First of all, that’s a big freaking rocket! And, looking at the photo – it pretty much looks like a space shark.
Right in time for the reveal of the mystery passenger that would be the first human SpaceX sends to space, Elon Musk showed off his BFR. The ship is 106 meters long, and it was announced last year. At that time, he stated that the ship would have 40 cabins with enough space for 100 people.
The booster will have 31 Raptor engines, and the ship will have 7 Raptor engines, all arranged like a honeycomb – which look more like a shark’s teeth.
In the second photo, you can see a small wing closer to the nose.

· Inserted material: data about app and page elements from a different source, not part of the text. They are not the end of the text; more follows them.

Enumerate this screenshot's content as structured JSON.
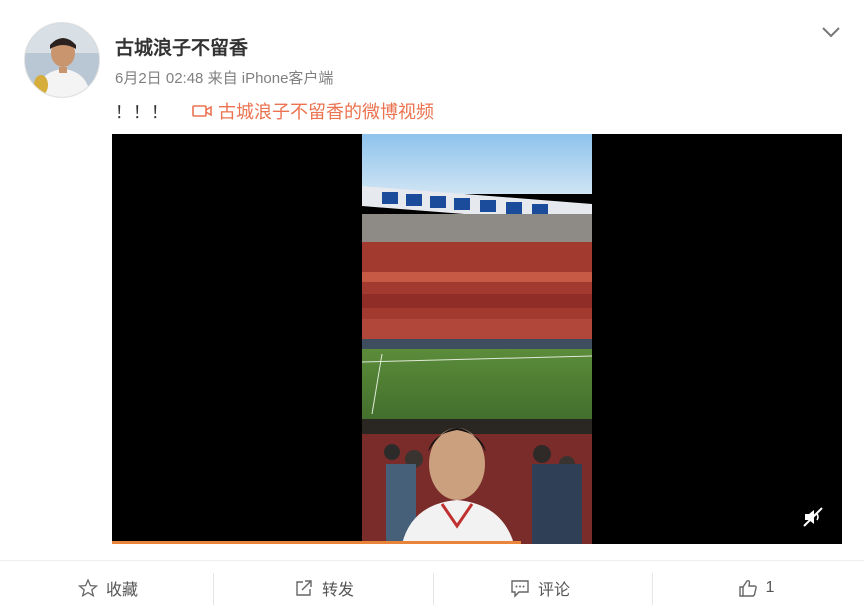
{
  "post": {
    "username": "古城浪子不留香",
    "timestamp": "6月2日 02:48",
    "source": "来自 iPhone客户端",
    "text": "！！！",
    "video_link_label": "古城浪子不留香的微博视频",
    "video_progress_percent": 56,
    "expand_icon": "chevron-down-icon",
    "mute_icon": "muted-speaker-icon"
  },
  "actions": [
    {
      "icon": "star-icon",
      "label": "收藏"
    },
    {
      "icon": "share-icon",
      "label": "转发"
    },
    {
      "icon": "comment-icon",
      "label": "评论"
    },
    {
      "icon": "thumb-up-icon",
      "label": "1"
    }
  ],
  "colors": {
    "link": "#eb7350",
    "progress": "#e8853a"
  }
}
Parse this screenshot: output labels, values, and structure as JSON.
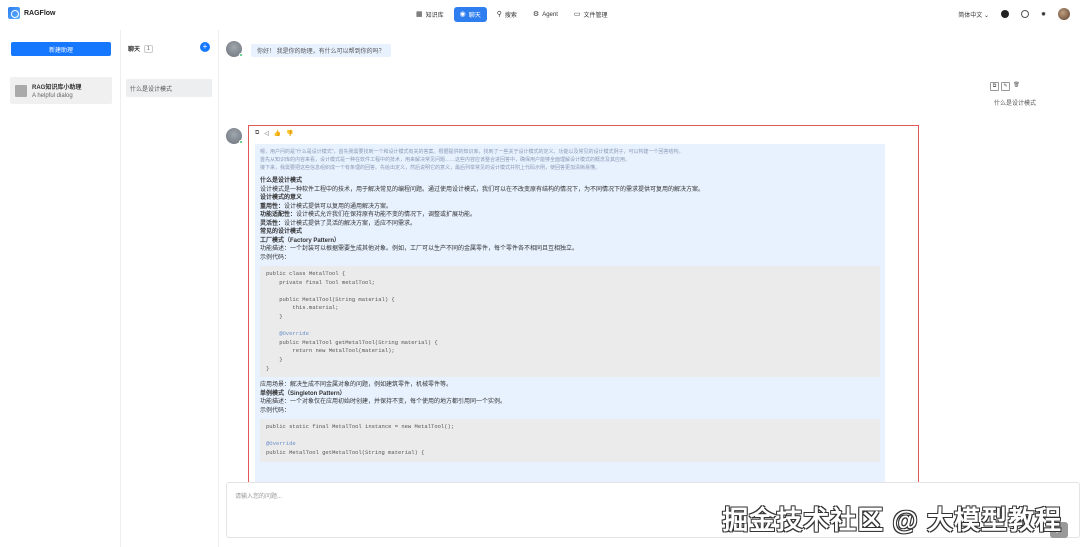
{
  "app": {
    "title": "RAGFlow"
  },
  "nav": {
    "items": [
      {
        "icon": "knowledge-base-icon",
        "label": "知识库",
        "active": false
      },
      {
        "icon": "chat-icon",
        "label": "聊天",
        "active": true
      },
      {
        "icon": "search-icon",
        "label": "搜索",
        "active": false
      },
      {
        "icon": "agent-icon",
        "label": "Agent",
        "active": false
      },
      {
        "icon": "folder-icon",
        "label": "文件管理",
        "active": false
      }
    ]
  },
  "topright": {
    "language": "简体中文"
  },
  "sidebar": {
    "new_chat_label": "新建助理",
    "assistant": {
      "name": "RAG知识库小助理",
      "description": "A helpful dialog"
    }
  },
  "conversations": {
    "title": "聊天",
    "count": "1",
    "items": [
      {
        "label": "什么是设计模式"
      }
    ]
  },
  "chat": {
    "greeting": "你好！ 我是你的助理，有什么可以帮到你的吗？",
    "user_message": "什么是设计模式",
    "thinking": [
      "嗯，用户问的是\"什么是设计模式\"，首先我需要找到一个和设计模式有关的答案。根据提供的知识库，找到了一些关于设计模式的定义、功能以及常见的设计模式例子，可以构建一个回答结构。",
      "首先从知识库的内容来看，设计模式是一种在软件工程中的技术，用来解决常见问题……这些内容应该整合进回答中，确保用户能够全面理解设计模式的概念及其应用。",
      "接下来，我需要把这些信息组织成一个有条理的回答。先给出定义，然后说明它的意义，最后列举常见的设计模式并附上代码示例，使回答更加清晰易懂。"
    ],
    "answer": {
      "h_what": "什么是设计模式",
      "p_what": "设计模式是一种软件工程中的技术，用于解决常见的编程问题。通过使用设计模式，我们可以在不改变原有结构的情况下，为不同情况下的需求提供可复用的解决方案。",
      "h_meaning": "设计模式的意义",
      "b1_label": "重用性：",
      "b1_text": "设计模式提供可以复用的通用解决方案。",
      "b2_label": "功能适配性：",
      "b2_text": "设计模式允许我们在保持原有功能不变的情况下，调整或扩展功能。",
      "b3_label": "灵活性：",
      "b3_text": "设计模式提供了灵活的解决方案，适应不同需求。",
      "h_common": "常见的设计模式",
      "h_factory": "工厂模式（Factory Pattern）",
      "p_factory": "功能描述：一个封装可以根据需要生成其他对象。例如，工厂可以生产不同的金属零件，每个零件各不相同且互相独立。",
      "code_label": "示例代码：",
      "code1": [
        "public class MetalTool {",
        "    private final Tool metalTool;",
        "",
        "    public MetalTool(String material) {",
        "        this.material;",
        "    }",
        "",
        "    @Override",
        "    public MetalTool getMetalTool(String material) {",
        "        return new MetalTool(material);",
        "    }",
        "}"
      ],
      "p_usage": "应用场景：解决生成不同金属对象的问题，例如建筑零件，机械零件等。",
      "h_singleton": "单例模式（Singleton Pattern）",
      "p_singleton": "功能描述：一个对象仅在应用初始时创建，并保持不变，每个使用的地方都引用同一个实例。",
      "code_label2": "示例代码：",
      "code2": [
        "public static final MetalTool instance = new MetalTool();",
        "",
        "@Override",
        "public MetalTool getMetalTool(String material) {"
      ]
    },
    "input_placeholder": "请输入您的问题..."
  },
  "watermark": "掘金技术社区 @ 大模型教程"
}
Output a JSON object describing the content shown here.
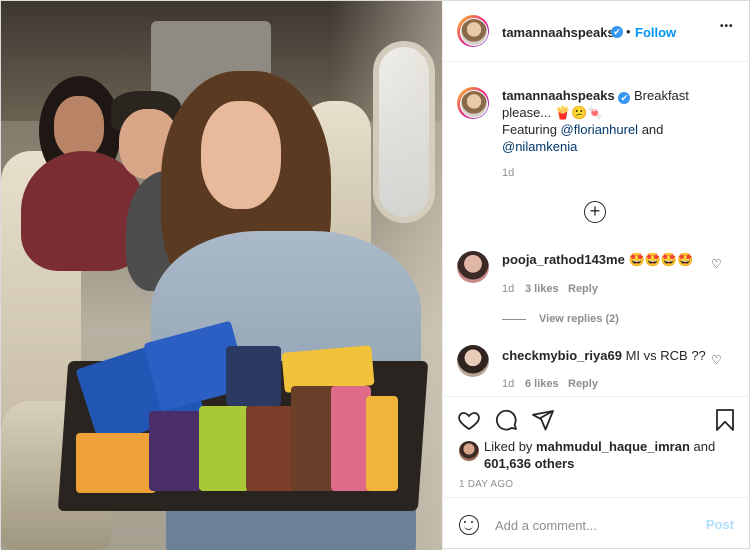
{
  "post": {
    "username": "tamannaahspeaks",
    "verified_mark": "✔",
    "separator": "•",
    "follow_label": "Follow",
    "more_label": "•••"
  },
  "caption": {
    "username": "tamannaahspeaks",
    "text_start": "Breakfast please...",
    "emojis": "🍟😕🍬",
    "featuring": "Featuring",
    "mention1": "@florianhurel",
    "and": "and",
    "mention2": "@nilamkenia",
    "time": "1d"
  },
  "load_more_label": "+",
  "comments": [
    {
      "username": "pooja_rathod143me",
      "text": "🤩🤩🤩🤩",
      "time": "1d",
      "likes": "3 likes",
      "reply": "Reply",
      "view_replies": "View replies (2)",
      "avatar_color": "#c98a8a"
    },
    {
      "username": "checkmybio_riya69",
      "text": "MI vs RCB ??",
      "time": "1d",
      "likes": "6 likes",
      "reply": "Reply",
      "avatar_color": "#b9a394"
    }
  ],
  "likes": {
    "liked_by": "Liked by",
    "liker": "mahmudul_haque_imran",
    "and": "and",
    "others": "601,636 others"
  },
  "timestamp": "1 DAY AGO",
  "comment_input": {
    "placeholder": "Add a comment...",
    "post_label": "Post"
  },
  "icons": {
    "heart": "heart-icon",
    "comment": "comment-icon",
    "share": "share-icon",
    "bookmark": "bookmark-icon",
    "smile": "emoji-icon",
    "more": "more-options-icon",
    "add": "load-more-comments-icon"
  },
  "colors": {
    "link": "#00376b",
    "follow": "#0095f6",
    "post_disabled": "#b2dffc",
    "muted": "#8e8e8e"
  }
}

Musk explained that it is a forward-moving wing that will retract or expands when needed.
The first render of the ship was made public on Thursday when the company announced that they picked a passenger for the first flight around the moon:
“SpaceX has signed the world’s first private passenger to fly around the Moon aboard our BFR launch vehicle—an important step toward enabling access for everyday people who dream of traveling to space.”
The BFR will fly “space tourists” around the moon, as SpaceX’s CEO stated last year.
As for who the mystery passenger is, Musk gave us all a hint on Twitter by posting the flag of Japan when asked about the nationality of the flyer.
That was all Twitter needed – they started throwing names of wealthy people like Yusaku Maezawa and Hideo Kojima, the legendary video game designer.
SpaceX will soon reveal the identity of the first passenger today, at 6 p.m. PT via webcast.
Andre Blair s is the lead editor for Advocator.ca. He holds a B.A. in Psychology from the University of Toronto, and a Master of Science in Public Health (M.S.P.H.) from the School of Public Health, Department of Health Administration, at the University of North Carolina at Chapel Hill. Andre specializes in environmental health, but writes on a variety of issues.